> On Mar 3, 2016, at 2:39 PM, Dann Pigdon <dannj@alphalink.com.au> wrote:
> On Fri, Mar 4th, 2016 at 5:56 AM, Mike Habib <biologyinmotion@gmail.com> 
> wrote:
>> A two ton predator would have to be suicidal to take on a 20 ton animal.
> That depends on what you mean by 'take on'. A direct assault on a healthy 
> animal is unlikely to 
> succeed, but a loud and ferocious bluff might be enough to panic a sauropod 
> into stumbling and 
> injuring itself, turning it's own mass against it. 

Point taken. Still, it seems to me that scenario building like this is a bit 
like special pleading. We know that predators tend not to eat things much 
larger than themselves, we know that theropods had plenty of small prey to 
pursue, and we don’t have any compelling reason to postulate that they hunted 
large prey. The simple model, which fits what we know of anatomy and behavioral 
ecology, is that most theropods were small prey hunters. We can come up with 
exotic cases where an allosaur somehow gets lucky enough to kill a 10+ ton 
sauropod, but is there any real reason to try to produce this scenario in the 
first place?

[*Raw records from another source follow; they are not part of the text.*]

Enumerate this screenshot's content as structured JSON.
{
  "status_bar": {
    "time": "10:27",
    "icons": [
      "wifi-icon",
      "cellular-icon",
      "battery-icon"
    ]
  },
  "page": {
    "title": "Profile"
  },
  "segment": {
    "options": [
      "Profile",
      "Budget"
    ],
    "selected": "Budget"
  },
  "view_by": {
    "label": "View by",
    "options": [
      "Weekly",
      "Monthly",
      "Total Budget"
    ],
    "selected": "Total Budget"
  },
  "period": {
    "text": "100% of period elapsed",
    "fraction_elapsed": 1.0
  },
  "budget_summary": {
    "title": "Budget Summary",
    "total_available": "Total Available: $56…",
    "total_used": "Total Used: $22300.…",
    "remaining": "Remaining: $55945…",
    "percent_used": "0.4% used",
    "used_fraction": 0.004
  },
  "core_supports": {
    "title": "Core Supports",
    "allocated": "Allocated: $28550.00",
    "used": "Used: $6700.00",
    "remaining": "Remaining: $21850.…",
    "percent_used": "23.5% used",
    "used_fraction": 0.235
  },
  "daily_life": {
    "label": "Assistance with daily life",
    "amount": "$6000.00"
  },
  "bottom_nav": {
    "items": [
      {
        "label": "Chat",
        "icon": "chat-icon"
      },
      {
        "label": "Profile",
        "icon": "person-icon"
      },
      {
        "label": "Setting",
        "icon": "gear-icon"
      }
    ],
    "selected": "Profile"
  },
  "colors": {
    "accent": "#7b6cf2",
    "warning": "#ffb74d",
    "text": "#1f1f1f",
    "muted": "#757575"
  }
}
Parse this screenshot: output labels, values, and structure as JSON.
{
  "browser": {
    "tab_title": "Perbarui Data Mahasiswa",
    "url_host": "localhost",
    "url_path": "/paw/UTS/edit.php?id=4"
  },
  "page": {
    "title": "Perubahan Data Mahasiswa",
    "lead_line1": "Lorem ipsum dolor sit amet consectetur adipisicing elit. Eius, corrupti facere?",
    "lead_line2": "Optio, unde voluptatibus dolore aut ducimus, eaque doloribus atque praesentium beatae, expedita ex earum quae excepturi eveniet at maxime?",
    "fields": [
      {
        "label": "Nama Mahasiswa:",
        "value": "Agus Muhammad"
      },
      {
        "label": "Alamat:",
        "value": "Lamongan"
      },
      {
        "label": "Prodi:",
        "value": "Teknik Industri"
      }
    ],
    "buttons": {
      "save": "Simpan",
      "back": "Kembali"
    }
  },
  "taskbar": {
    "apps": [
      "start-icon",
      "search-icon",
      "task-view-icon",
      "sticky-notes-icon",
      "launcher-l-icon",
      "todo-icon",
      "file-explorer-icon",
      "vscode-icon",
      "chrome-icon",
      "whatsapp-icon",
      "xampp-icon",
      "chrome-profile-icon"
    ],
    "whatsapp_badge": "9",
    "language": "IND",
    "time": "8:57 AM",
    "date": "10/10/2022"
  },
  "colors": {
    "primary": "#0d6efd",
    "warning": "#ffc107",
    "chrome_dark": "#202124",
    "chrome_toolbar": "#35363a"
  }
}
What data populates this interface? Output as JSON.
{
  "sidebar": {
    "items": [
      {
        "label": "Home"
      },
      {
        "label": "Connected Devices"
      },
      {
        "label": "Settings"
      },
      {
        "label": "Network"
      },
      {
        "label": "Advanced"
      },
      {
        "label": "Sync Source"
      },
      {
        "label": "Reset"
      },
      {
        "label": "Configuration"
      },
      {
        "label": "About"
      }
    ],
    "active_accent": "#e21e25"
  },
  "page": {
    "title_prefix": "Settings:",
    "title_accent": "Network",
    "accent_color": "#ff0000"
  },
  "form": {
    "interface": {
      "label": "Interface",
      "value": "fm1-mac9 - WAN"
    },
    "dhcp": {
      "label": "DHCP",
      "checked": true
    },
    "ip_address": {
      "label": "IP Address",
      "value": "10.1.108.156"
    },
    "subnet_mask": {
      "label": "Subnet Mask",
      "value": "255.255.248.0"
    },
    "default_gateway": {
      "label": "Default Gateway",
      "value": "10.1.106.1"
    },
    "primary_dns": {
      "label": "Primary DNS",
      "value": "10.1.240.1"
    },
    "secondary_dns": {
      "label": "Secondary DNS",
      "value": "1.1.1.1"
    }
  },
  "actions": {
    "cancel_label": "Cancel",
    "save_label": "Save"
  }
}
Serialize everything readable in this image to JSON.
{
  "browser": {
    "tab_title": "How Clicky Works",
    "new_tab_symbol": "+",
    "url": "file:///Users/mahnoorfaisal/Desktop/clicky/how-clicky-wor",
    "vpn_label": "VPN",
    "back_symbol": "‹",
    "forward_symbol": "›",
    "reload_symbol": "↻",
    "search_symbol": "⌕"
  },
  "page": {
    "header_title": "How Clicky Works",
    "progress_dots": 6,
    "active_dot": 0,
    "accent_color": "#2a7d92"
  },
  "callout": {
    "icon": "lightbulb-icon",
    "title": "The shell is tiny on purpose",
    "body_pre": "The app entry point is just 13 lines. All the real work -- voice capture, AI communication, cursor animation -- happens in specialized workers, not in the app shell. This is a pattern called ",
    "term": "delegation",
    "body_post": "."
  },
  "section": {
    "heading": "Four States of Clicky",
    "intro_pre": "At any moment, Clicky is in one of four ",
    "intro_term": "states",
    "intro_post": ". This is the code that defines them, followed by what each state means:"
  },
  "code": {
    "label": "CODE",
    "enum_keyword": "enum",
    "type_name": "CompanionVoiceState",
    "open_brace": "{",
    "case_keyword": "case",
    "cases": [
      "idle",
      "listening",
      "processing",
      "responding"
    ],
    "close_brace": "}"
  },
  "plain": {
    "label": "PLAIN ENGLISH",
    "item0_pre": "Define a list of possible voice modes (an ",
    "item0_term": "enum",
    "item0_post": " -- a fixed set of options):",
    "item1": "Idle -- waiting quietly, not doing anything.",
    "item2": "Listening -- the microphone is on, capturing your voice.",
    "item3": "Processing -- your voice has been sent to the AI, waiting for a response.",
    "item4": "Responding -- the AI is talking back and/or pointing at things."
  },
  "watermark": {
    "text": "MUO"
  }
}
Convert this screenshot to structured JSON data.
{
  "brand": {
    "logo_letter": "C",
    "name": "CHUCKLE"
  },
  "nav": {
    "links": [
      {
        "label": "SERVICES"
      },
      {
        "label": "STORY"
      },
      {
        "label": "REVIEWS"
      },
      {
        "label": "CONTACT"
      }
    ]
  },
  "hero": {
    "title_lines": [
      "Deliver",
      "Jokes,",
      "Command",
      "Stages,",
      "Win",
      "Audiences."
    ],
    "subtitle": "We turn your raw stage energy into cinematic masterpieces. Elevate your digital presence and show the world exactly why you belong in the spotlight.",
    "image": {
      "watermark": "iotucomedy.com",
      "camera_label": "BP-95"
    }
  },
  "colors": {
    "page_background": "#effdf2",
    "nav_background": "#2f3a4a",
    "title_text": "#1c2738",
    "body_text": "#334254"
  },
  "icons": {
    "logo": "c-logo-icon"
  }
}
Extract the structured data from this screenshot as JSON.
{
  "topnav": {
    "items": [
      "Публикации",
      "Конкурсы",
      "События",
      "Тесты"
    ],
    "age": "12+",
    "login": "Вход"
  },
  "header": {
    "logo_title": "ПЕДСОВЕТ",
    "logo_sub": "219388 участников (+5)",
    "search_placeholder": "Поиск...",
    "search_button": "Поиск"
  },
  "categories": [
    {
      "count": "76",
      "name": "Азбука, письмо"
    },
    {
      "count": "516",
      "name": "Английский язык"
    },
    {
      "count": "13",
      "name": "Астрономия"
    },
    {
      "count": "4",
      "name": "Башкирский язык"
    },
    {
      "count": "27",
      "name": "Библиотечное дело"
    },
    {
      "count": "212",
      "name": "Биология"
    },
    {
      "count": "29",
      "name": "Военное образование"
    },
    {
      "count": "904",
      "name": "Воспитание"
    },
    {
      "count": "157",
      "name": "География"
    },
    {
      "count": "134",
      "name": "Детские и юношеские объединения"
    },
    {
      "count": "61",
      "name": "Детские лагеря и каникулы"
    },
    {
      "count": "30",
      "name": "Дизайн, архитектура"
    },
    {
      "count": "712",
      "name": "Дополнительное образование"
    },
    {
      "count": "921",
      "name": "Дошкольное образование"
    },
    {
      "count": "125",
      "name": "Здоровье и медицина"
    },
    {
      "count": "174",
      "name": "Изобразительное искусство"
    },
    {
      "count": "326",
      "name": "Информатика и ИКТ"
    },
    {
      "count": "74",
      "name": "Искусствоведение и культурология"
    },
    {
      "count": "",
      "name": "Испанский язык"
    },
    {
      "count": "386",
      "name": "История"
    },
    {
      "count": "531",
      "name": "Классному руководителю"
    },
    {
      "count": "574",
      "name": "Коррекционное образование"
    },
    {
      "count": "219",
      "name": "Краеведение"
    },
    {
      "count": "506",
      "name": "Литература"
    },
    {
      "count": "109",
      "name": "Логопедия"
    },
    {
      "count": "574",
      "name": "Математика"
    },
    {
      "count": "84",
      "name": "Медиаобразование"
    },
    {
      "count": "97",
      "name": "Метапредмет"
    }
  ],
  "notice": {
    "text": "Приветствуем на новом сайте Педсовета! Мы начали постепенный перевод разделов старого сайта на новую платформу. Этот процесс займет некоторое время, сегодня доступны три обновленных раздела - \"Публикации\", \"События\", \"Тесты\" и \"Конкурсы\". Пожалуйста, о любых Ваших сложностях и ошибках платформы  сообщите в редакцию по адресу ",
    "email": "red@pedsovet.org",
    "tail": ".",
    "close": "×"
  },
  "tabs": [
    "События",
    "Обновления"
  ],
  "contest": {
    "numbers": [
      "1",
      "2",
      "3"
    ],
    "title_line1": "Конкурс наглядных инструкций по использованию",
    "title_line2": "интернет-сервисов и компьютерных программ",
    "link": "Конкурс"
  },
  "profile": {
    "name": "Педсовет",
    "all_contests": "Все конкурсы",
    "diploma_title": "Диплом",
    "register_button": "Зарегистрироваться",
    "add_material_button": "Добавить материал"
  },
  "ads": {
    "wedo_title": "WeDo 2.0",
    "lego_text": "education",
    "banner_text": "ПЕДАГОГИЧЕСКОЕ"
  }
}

—Mike H.

Michael Habib, MS, PhD
Assistant Professor, Cell and Neurobiology
Keck School of Medicine of USC
University of Southern California
Bishop Research Building; Room 403
1333 San Pablo Street, Los Angeles 90089-9112

Research Associate, Dinosaur Institute
Natural History Museum of Los Angeles County
900 Exposition Blvd, Los Angeles, CA 90007

(443) 280-0181